Entering 2023 there appeared to be a consensus expectation for European economic development to feature a peak in inflation followed by a recession in the first half of the year then a recovery sometime toward year end. Assuming the recession remained relatively mild in nature, this offered some hope for equity markets so far plagued by the fear of over-exuberant central bank tightening.
The strong rally seen in January 2023 for the equity market suggests this narrative is changing and that not only will any forthcoming recession be shallow but may even be avoided in many regions. Spurring this change in mindset was the fall in the rate of inflation for Europe’s main economies as December’s HICP numbers were published with Germany, Spain and France posting notable declines in the year-on-year change.
When digging into the detail many reasons could be found to suggest the moves might potentially be unsustainable, for example in Germany the government paid consumer’s December instalment for gas and district heating to ease the impact of previous gas price increases, but the fall was notable and a continued decline in the gas price combined with a milder than expected winter was highly encouraging. Whether central banks will be as enthused as the equity market remains to be seen as the first round of meetings will take place in early February.
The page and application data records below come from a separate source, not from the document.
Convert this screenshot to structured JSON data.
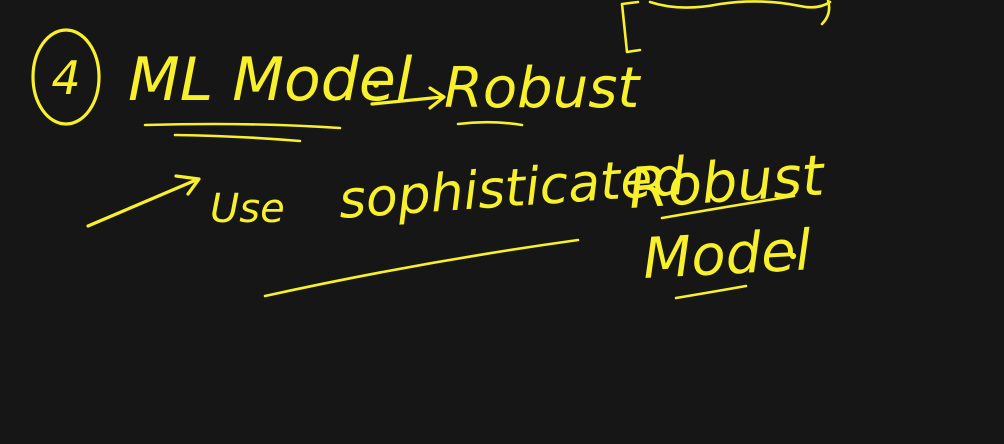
{
  "colors": {
    "background": "#161616",
    "ink": "#f7f02a"
  },
  "whiteboard": {
    "item_number": "4",
    "heading_term": "ML Model",
    "heading_result": "Robust",
    "bullet_verb": "Use",
    "bullet_adjective": "sophisticated",
    "bullet_term_line1": "Robust",
    "bullet_term_line2": "Model"
  }
}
Of course, we are discussing the rate of change in inflation, while meantime the absolute rate remains way above the ECB’s targeted level of 2%. Much work has been done to address this already with the ECB’s 4 rate hikes in 2022 totalling 250bps and the Fed’s 7 moves adding 425bps to US interest rates.
But for markets this appeared to matter little, with the focus purely on the graphs which suggested peak inflation had been reached. China also provided a note of optimism as the country appeared to be coping with the abandonment of the Covid zero policy from a public health perspective with the next stage a re-opening of this all important economy. The ease with which this happens and the subsequent impact on supply chains may well prove a decisive factor on the length and severity of the recession other economies may have to endure.